[INPUT]:
_ _ _ _ _

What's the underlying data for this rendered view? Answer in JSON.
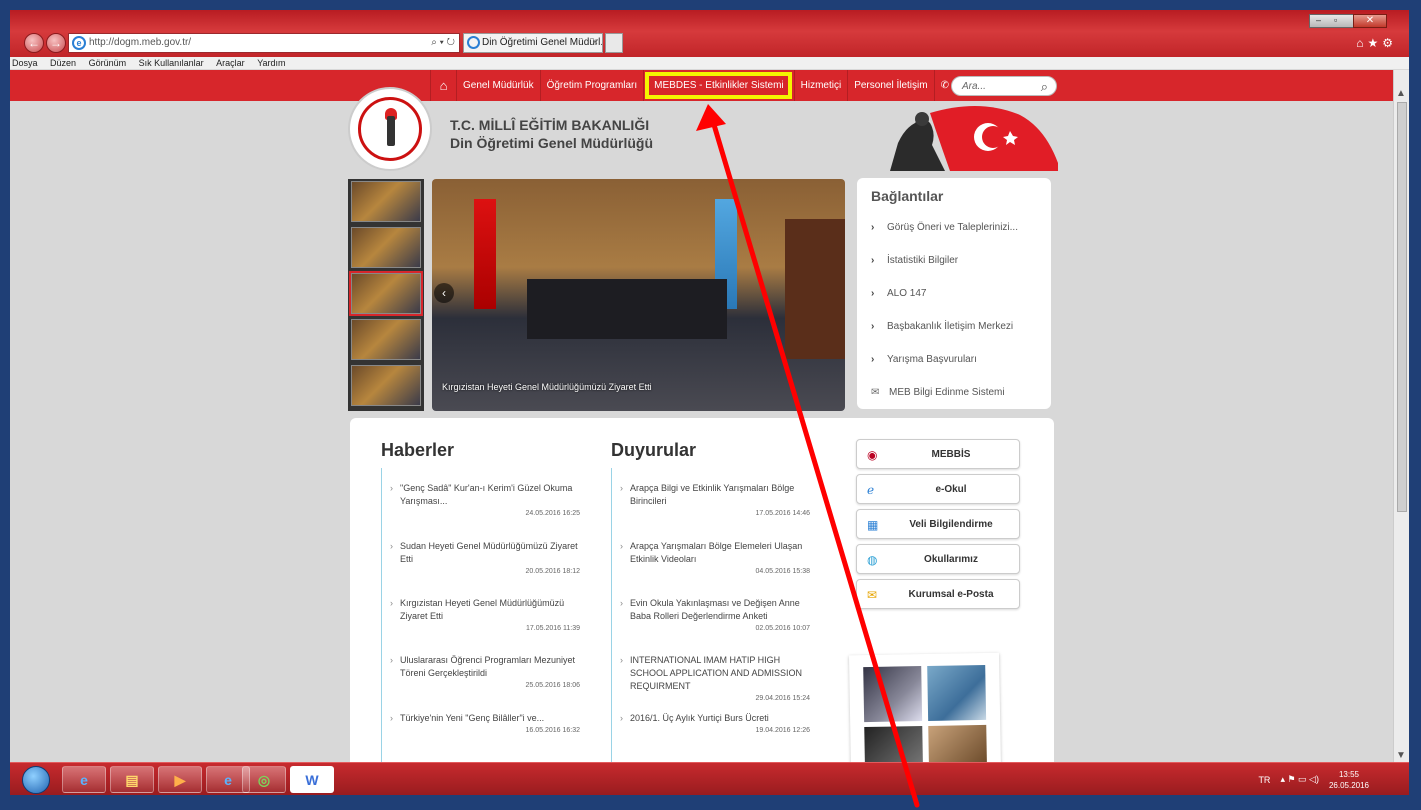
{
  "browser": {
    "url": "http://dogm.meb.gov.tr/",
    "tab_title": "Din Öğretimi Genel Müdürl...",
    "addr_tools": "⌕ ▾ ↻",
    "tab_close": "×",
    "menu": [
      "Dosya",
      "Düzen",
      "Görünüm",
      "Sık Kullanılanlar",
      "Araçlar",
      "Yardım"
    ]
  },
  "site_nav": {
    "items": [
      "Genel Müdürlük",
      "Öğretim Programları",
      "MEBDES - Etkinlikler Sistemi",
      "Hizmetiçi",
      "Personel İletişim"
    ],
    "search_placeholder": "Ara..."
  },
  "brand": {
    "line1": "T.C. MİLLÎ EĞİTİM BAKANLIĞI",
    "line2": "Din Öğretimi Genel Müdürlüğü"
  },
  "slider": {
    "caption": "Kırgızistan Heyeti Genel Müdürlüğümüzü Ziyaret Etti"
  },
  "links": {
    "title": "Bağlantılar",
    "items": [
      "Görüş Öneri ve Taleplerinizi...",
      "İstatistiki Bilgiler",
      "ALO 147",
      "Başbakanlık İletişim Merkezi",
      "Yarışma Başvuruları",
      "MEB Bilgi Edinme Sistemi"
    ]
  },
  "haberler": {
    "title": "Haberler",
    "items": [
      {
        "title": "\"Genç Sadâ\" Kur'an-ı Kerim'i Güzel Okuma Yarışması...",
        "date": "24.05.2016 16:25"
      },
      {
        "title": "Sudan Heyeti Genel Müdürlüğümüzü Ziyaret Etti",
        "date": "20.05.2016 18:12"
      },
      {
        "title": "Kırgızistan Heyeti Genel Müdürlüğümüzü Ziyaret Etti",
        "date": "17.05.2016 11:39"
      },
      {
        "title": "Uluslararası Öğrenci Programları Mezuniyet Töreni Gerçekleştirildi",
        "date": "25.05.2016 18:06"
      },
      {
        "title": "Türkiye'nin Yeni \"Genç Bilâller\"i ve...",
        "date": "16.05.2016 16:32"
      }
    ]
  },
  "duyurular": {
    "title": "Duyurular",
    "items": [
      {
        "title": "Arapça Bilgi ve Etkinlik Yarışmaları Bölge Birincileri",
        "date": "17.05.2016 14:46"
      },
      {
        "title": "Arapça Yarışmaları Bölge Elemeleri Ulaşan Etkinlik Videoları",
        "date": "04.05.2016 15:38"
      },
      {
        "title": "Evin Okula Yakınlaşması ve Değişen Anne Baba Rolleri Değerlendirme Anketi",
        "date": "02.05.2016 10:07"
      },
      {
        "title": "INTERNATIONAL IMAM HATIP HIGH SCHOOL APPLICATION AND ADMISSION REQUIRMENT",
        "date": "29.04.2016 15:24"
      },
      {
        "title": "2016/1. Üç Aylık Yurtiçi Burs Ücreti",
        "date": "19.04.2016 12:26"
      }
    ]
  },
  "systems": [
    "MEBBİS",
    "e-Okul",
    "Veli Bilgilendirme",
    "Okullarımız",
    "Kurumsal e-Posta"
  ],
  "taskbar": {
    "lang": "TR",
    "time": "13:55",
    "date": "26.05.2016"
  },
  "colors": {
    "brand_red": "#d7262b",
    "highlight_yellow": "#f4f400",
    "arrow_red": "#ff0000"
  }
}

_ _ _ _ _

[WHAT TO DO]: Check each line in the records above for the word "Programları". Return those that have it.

[RESULT FOR THIS TASK]:
      "Öğretim Programları",
        "title": "Uluslararası Öğrenci Programları Mezuniyet Töreni Gerçekleştirildi",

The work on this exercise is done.